- 1 What eats quagga mussel?
- 2 What eats Zebra and quagga mussels?
- 3 What fish eats mussels?
- 4 Do red ear sunfish eat zebra mussels?
- 5 Are quagga mussels dangerous?
- 6 How do you get rid of quagga mussels?
- 7 Why don’t we eat zebra mussels?
- 8 Are zebra mussels bad for a lake?
- 9 Do bass eat zebra mussels?
- 10 Do zebra mussels kill fish?
- 11 Do mussels have eyes?
- 12 Do starfish eat mussels?
- 13 Do sunfish eat zebra mussels?
- 14 Are zebra mussels ecosystem engineers?
What eats quagga mussel?
Both laboratory and field experiments suggests that redear sunfish may help to reduce quagga mussel colonization in areas where the two species co-occur. While redear sunfish can significantly reduce mussel densities, they also consume other prey (e.g., redswamp crayfish), if available.
What eats Zebra and quagga mussels?
Lake sturgeon, a threatened species in the Great Lakes region, has started eating zebra and quagga mussels.
What fish eats mussels?
Several organisms, such as diving ducks, crayfish, eel, common carp, pumpkinseed, European roach, and freshwater drum, have been found to consume zebra mussels. Several other fish species are listed as potential predators of zebra mussels because of their historic consumption of other native molluscs.
Do red ear sunfish eat zebra mussels?
It is documented that red ear sunfish eat zebra mussels, along with blue catfish (and some type of foreign goby).
Are quagga mussels dangerous?
Ecological problems also result from mussel invasions. Zebra and quagga mussels can kill native freshwater mussels in two ways: (1) attachment to the shells of native species can kill them, and (2) these invasive species can outcompete native mussels and other filter feeding invertebrates for food.
How do you get rid of quagga mussels?
9. There is NO KNOWN WAY of getting rid of zebra or quagga mussels from a lake or river. Once they’re in, they’re in. Important facts about zebra and quagga mussels.
- Zebra and Quagga mussels are both INVASIVE species to North America.
- They originated in the Black and Caspian Seas of western Russia.
Why don’t we eat zebra mussels?
Zebra mussels are so small and do not have much in the way of “meat” inside them, you would have to be pretty hungry to want to eat them. However, because they are filter feeders, they can accumulate pollutants in their tissues that may not be healthy for people to consume.

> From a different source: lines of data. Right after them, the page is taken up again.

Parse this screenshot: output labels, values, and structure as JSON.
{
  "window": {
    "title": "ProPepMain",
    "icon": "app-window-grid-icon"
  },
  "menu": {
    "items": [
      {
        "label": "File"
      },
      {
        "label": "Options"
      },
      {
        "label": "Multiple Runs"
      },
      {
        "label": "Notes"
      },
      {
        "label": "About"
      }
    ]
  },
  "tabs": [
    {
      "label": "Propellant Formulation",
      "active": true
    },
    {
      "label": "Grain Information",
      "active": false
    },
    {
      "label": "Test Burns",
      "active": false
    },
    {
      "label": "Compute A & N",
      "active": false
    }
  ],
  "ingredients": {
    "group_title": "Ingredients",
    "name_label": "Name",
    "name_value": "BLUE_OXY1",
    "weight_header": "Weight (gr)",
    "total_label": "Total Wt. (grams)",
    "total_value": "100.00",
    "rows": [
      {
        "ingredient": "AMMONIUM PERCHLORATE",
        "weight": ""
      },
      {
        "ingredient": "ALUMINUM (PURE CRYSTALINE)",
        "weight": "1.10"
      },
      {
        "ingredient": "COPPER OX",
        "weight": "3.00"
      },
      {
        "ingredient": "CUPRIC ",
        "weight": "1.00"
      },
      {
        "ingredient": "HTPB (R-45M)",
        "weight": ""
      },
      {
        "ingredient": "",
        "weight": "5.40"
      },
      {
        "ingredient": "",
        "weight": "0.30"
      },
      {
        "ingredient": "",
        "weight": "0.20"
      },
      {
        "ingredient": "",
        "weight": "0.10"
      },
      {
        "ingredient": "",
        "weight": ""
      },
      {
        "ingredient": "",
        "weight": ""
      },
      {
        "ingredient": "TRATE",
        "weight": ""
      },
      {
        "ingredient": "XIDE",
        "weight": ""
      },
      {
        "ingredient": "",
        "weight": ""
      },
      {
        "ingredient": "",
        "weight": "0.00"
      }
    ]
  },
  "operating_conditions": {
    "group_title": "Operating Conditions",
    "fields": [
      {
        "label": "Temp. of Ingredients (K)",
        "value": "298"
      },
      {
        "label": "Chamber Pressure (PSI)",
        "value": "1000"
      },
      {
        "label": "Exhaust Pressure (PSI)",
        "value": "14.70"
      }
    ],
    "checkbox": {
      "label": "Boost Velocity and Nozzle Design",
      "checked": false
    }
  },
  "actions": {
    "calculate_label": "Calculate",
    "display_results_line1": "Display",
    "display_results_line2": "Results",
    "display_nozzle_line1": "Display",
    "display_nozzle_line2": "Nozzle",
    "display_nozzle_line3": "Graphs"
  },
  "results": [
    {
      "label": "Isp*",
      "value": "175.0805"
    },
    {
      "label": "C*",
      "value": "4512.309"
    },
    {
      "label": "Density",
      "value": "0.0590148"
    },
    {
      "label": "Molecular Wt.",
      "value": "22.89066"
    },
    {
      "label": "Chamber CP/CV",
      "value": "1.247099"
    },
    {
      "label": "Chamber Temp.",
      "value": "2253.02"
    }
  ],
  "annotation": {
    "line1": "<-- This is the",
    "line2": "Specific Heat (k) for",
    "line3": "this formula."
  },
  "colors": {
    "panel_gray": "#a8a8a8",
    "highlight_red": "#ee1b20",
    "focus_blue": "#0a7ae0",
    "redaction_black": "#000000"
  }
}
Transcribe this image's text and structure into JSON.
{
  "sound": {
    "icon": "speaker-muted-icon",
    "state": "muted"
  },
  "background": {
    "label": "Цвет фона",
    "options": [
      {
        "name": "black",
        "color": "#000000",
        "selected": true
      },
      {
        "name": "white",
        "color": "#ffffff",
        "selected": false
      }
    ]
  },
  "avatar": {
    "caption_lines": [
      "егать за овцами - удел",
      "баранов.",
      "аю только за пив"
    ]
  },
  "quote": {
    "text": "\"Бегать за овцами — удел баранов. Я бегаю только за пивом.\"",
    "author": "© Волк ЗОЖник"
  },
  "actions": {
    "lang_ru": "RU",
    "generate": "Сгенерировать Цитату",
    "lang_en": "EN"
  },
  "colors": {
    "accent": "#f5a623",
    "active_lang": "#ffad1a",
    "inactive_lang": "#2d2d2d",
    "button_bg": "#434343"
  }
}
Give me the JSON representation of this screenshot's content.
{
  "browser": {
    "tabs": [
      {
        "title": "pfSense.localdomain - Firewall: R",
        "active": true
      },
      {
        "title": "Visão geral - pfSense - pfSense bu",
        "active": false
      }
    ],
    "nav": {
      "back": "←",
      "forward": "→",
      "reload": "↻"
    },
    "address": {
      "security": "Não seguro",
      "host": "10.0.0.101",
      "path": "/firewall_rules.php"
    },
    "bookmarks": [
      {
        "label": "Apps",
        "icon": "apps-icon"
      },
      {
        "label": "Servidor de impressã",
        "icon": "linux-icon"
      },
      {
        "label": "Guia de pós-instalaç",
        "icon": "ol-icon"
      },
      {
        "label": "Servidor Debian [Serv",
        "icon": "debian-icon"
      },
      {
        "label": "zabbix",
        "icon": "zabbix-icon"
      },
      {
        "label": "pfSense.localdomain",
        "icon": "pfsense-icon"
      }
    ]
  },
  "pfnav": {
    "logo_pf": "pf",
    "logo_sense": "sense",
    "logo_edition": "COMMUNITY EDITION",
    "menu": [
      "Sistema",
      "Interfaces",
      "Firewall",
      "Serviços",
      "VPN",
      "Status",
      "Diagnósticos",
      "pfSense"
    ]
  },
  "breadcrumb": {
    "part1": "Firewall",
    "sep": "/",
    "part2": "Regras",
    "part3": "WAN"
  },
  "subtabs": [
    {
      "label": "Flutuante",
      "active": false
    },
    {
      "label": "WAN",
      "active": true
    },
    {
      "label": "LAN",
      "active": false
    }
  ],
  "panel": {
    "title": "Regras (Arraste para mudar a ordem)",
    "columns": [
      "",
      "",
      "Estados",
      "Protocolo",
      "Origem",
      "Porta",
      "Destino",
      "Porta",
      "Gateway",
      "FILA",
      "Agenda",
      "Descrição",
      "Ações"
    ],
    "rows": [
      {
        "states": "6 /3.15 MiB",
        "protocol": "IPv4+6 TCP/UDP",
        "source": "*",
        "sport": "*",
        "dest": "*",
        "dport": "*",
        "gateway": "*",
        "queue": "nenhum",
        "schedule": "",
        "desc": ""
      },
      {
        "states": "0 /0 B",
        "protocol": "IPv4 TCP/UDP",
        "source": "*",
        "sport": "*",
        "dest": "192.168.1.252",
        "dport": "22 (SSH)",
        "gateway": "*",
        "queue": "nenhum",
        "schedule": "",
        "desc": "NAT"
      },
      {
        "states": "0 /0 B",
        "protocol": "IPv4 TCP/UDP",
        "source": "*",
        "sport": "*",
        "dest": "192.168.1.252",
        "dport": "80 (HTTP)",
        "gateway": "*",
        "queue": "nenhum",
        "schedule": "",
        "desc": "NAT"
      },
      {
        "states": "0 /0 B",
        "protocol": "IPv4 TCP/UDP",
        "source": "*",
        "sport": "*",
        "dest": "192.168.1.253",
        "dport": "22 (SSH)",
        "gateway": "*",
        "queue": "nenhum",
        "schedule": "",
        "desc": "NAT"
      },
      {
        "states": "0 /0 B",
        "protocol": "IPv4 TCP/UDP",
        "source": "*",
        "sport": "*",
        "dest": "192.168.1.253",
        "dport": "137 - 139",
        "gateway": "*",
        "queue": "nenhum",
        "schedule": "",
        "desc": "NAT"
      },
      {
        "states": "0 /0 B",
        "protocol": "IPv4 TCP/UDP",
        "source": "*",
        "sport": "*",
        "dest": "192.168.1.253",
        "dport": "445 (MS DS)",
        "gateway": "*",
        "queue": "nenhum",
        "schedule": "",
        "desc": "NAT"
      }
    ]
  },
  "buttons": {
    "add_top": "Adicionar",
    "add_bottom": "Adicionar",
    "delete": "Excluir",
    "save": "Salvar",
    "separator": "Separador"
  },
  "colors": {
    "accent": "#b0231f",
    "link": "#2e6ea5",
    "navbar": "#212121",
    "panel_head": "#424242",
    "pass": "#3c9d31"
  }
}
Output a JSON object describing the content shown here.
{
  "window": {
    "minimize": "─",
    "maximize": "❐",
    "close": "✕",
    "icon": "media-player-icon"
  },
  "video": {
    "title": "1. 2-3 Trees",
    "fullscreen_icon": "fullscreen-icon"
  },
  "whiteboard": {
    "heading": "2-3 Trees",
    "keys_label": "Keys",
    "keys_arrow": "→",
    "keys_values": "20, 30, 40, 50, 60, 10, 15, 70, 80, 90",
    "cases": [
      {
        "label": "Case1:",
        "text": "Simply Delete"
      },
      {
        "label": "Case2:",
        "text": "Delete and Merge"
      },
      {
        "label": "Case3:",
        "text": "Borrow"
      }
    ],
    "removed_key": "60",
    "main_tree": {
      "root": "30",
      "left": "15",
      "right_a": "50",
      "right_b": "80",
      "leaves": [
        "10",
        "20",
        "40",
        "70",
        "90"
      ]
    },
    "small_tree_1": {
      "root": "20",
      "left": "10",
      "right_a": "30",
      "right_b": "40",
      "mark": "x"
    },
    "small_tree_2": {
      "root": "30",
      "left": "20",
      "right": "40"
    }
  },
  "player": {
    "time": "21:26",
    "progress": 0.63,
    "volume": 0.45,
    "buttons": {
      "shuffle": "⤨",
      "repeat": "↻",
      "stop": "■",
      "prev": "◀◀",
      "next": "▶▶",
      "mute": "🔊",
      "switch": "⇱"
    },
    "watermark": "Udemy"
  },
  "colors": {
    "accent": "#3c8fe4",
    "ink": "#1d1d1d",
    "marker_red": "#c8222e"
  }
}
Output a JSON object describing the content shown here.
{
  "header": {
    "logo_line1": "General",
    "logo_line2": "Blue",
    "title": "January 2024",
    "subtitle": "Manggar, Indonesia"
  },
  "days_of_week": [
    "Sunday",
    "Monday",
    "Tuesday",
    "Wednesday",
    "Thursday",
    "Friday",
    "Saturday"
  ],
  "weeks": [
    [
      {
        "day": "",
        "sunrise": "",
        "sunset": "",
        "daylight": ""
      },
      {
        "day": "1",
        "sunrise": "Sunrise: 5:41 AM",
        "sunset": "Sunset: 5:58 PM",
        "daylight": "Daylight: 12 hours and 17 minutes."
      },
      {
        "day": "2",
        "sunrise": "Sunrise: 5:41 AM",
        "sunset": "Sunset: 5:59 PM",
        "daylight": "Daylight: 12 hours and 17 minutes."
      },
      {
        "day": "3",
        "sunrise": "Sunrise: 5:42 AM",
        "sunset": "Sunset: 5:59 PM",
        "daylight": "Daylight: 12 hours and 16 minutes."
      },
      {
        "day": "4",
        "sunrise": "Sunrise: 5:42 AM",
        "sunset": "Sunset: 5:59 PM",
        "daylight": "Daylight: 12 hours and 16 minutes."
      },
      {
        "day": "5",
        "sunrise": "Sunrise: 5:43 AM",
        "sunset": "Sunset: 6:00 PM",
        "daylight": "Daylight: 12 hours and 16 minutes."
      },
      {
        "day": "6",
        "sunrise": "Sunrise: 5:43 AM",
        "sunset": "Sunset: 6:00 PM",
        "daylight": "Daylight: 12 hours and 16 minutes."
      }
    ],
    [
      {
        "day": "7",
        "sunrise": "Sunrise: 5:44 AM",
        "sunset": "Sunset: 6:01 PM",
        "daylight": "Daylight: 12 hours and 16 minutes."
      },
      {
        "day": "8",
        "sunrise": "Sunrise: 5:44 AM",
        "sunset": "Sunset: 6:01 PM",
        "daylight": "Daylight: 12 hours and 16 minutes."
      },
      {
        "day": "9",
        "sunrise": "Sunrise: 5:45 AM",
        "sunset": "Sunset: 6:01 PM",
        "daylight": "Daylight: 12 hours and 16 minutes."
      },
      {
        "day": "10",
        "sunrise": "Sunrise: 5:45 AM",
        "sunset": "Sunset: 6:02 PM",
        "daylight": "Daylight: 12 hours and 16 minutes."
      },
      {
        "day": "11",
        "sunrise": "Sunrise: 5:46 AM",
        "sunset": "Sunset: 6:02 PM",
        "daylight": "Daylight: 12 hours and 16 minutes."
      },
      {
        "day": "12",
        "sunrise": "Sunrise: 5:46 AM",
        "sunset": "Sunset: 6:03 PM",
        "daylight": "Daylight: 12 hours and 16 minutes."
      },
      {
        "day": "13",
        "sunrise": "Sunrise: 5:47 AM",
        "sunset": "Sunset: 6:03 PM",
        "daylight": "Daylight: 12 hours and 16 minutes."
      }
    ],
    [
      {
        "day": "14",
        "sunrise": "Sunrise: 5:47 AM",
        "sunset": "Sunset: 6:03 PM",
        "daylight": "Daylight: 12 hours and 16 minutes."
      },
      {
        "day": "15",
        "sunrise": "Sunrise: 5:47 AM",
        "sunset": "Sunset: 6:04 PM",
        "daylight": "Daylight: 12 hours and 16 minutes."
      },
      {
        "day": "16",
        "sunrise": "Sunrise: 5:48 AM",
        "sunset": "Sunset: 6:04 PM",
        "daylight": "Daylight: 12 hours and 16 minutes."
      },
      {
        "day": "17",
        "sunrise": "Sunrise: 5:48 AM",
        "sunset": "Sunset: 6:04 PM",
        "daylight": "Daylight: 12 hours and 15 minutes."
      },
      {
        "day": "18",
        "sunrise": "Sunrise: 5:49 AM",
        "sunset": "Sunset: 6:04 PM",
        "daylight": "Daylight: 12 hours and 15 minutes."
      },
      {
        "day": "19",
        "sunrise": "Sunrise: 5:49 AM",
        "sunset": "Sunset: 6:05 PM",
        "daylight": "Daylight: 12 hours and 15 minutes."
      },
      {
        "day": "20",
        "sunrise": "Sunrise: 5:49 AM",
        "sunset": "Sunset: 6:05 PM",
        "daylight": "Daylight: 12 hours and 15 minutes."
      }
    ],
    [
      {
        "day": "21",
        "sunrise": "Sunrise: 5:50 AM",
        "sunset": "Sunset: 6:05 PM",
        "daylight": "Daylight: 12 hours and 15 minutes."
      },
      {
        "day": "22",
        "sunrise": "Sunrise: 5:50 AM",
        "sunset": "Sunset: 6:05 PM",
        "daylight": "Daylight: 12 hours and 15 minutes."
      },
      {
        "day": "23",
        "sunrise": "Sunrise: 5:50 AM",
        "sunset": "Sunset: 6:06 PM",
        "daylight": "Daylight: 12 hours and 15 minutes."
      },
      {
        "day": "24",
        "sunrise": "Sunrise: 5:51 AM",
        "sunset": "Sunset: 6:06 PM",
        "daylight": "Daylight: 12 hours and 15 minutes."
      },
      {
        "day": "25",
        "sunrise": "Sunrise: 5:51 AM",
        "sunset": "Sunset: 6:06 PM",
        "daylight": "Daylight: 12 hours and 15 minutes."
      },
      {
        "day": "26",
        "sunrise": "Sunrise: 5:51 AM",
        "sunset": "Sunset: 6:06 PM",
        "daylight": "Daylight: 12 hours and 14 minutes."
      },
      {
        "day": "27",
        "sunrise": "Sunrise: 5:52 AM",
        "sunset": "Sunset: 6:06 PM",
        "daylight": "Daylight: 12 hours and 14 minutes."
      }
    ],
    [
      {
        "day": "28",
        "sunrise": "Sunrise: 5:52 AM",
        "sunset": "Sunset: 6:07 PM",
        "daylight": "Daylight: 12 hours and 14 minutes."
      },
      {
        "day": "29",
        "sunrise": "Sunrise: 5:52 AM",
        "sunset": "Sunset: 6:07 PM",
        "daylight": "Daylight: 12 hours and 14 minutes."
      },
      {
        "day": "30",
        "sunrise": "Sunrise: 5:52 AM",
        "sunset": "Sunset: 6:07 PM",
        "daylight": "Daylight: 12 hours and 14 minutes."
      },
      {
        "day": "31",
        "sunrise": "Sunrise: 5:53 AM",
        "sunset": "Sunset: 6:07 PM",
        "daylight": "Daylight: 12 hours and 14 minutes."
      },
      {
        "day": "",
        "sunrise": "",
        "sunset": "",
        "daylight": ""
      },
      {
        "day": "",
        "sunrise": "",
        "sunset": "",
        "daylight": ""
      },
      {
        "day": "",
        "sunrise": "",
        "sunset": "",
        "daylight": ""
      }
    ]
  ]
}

Are zebra mussels bad for a lake?
In spite of their small size (often no bigger than a penny) zebra mussels cause far-reaching damage to water structures and native ecosystems. They also negatively impact aquatic ecosystems by harming native organisms. In huge numbers, they out-compete other filter feeders, starving them.
Do bass eat zebra mussels?
Of all the species that live here, only a few fish have ever been seen to eat zebra mussels (specifically smallmouth bass, yellow perch and red-ear sunfish), and even then they do not eat enough to make much of a difference. Eating zebra mussels is a health risk due to the fact that they are filter feeders.
Do zebra mussels kill fish?
Zebra mussels are possibly the most familiar of these. Since then, the mussels have spread throughout the lake and their effects have been well chronicled. They kill native mussels; coat surfaces with razor-sharp shells; foul anchor chains; block water intake pipes; and steal plankton and other food from native fish.
Do mussels have eyes?
They don’t have eyes to see, but mussels have special adaptations to bring the host fish to them.
Do starfish eat mussels?
A starfish feeds by first extending its stomach out of its mouth and over the digestible parts of its prey, such as mussels and clams. ” Starfish predation has an economic impact as they feed on important shellfish, such as mussels and clams.
Do sunfish eat zebra mussels?
In areas where pumpkinseeds become abundant, their dietary preference for zebra mussels may play a localised role in controlling zebra mussel populations.
Are zebra mussels ecosystem engineers?
Zebra mussels (Dreissena polymorpha) are not only an extremely aggressive invasive species, often dominating water bodies they invade, they are also very effective ecosystem engineers, altering the environments they invade. They are effective engineers, altering both ecosystem structure and function.